Interview: Mauricio Dias and Walter Riedweg
by Maaretta Jaukkuri
Mauricio Dias and Walter Riedweg have worked together since 1993. Their first collaborative project Devotionalia (1994-2004) was a collaboration with street children in Rio de Janeiro. Since then, Dias and Reidweg have worked with a variety of marginalized groups, including immigrants, prisoners, juvenile delinquents, janitors, street vendors, male prostitutes and visually impaired people. The artists’ interest in the concept of “the other” and their wish to tell the stories of those considered to be “others” are the guiding forces in their work. At the time of this interview,Dias and Riedweg’s work was on view in same time else where at Kunstnernes Hus in Oslo.
Maaretta Jaukkuri: Where and when has your work been exhibited in the United States?
Mauricio Dias and Walter Riedweg: In 1996, Mary Jane Jacob and Homi Bhabha included our work in Conversations at the Castle in Atlanta and our work was also included in inSitesite 2000, an exhibition that takes place every year at the border between San Diego and Tijuana in California. In 2008, The Frye Museum for the Arts in Seattle will show Funk Staden (a work we presented at Documenta 12 ). In April 2009, we will have a solo show at The Americas Society in New York, curated by Gabriela Rangel.
MJ: Your work has been shown in venues throughout Europe, Latin American, the United States and South America. Does the location of your exhibitions affect the reception of your work?
MD & WR: There are always differences in the reception of our work in different places. Reception of our work depends not only on the individual viewer, but also on the cultural and economic context in which the work is seen. In developing our work, we think about the context in which the work will be shown.
MJ: How is it to work in these different cultural contexts?
MD & WR: It is really stimulating for us to work in a variety of cultural contexts; we think it is important to work inter-territorially; for example, to produce a work in Egypt or Turkey and to then show it in Switzerland or in the US. Working in this way opens up new ways of thinking about existing situations. Misunderstandings and cultural clashes are vital to bringing about new ways of communicating and thinking.
MJ: Both ethical issues and aesthetic concerns are strongly present in your work. How do these issues and concerns effect your approach to art?
MD & WR: We believe art to be a tool to subvert culture, not just to serve it. People in the art world assume that the “intelligentsia” is restricted to those with money and appropriate education. Luckily, life has shown us that this is no more than a comfortable assumption of the bourgeoisie. There are many—we would say infinite—forms of intelligence among illiterate people, people in prison, people on the streets and in marginal contexts of society. Besides, in every institution, even in the worst ones, there’s always someone who still thinks and silently questions and these questions subvert the context or the system in which he or she operates. Luckily, we think we can still trust individualism and individual existence. Maybe we are just optimists, but why not? To be a pessimist does not make anybody more intelligent, only safer (at most).

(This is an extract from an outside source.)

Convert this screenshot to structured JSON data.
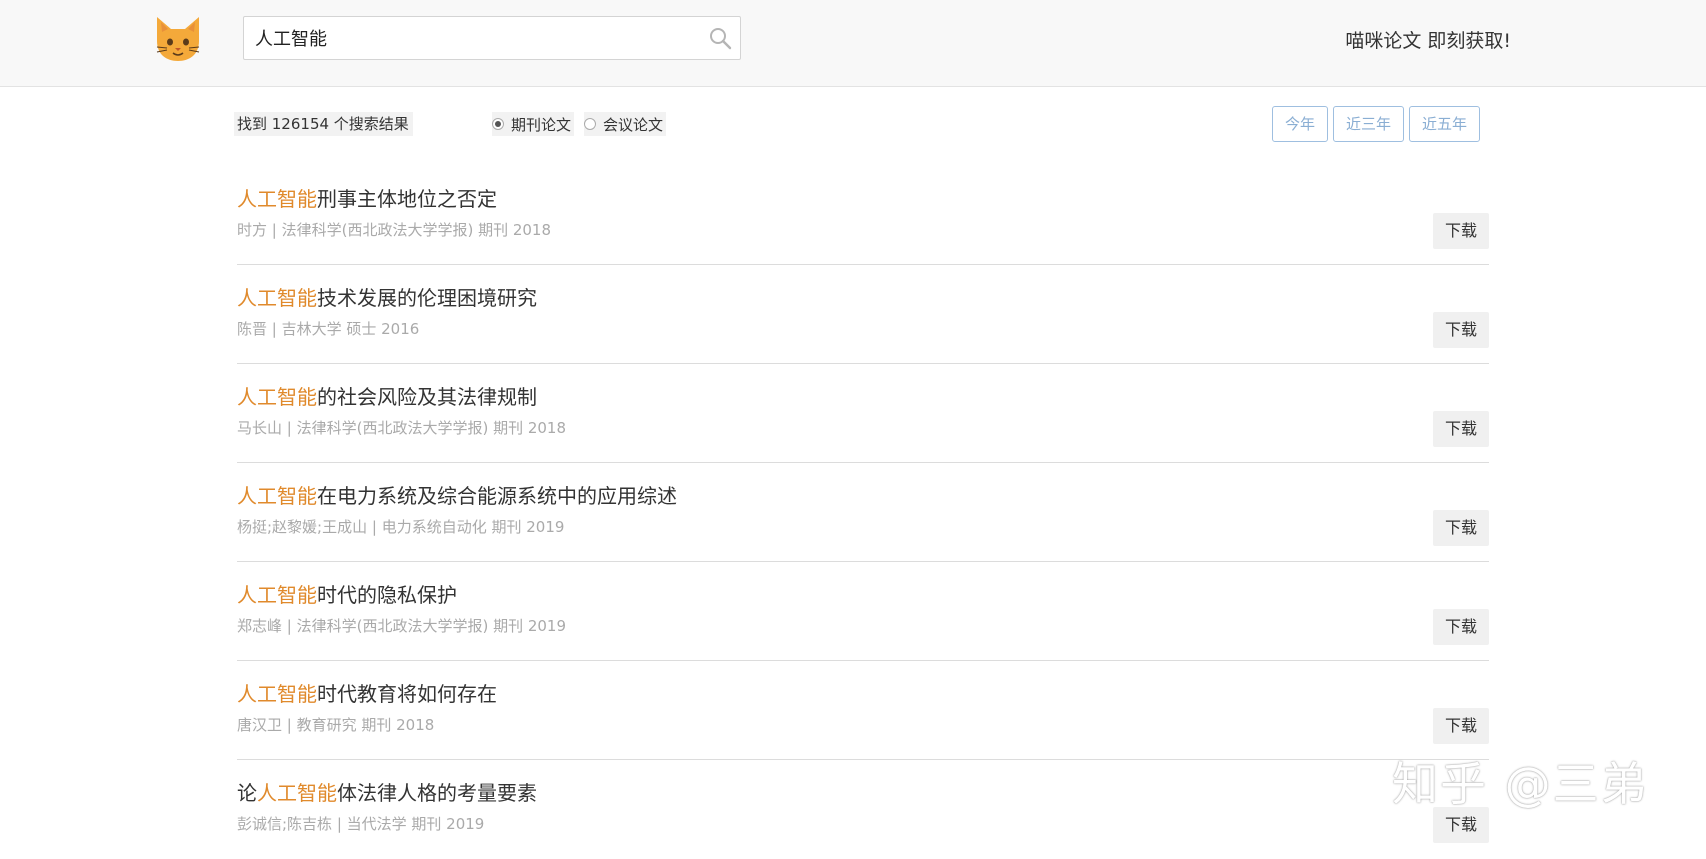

MJ: A great deal of your artwork involves collaborative processes—not only between yourselves as artists but also with other people. How does collaboration shape your working process?
MD & WR: Negotiation is always present in any kind of collaboration—and these negotiations both interfere with and contribute to the process and to the final form of the work. These negotiations are part of the methodology.
When an artist is involved in a collaborative project, she or he has to abandon some of the modernist assumptions about what an artwork should be. For instance, it is necessary to abandon the idea of the artwork being the final container to explain everything, to include everything in itself. In collaborative practices the artwork shall, above all else, serve as a platform to expand and reflect diverse points of view. Rather than resolve anything, the artwork shall evoke questions.
MJ: Your most recent work reveals a change in your approach. It seems that you have moved from working collaboratively with groups of people to staging groups of people in particular situations or events, as you have done recently in Suitcases for Marcel (2006-08) and Funk Staden (2007). Could you tell me what led you to this change in the focus of the work?
MD & WR: Perhaps the trend that you suggest in our work is, to a certain degree, verifiable, but it does not reflect a rule we have intended to maintain What might now be different in our work is that we have found a particular way to use our cameras so that we can locate our work between documentary and fiction. We are storytellers, not documentary filmmakers. We have not changed the way we work, but there is more maturity in the way we tell stories now.
MJ: What are some issues you’d like to investigate through your work in the future?
MD &WR: We’re interested in the idea that the concept of the other might be just a poetical/political assumption like all labels that we invent in order to live in any society. Our next project, Little Stories of Modesty and Doubt, will address this idea.
Maaretta Jaukkuri is a Finnish curator working as the artistic director at Kunstnernes Hus in Oslo.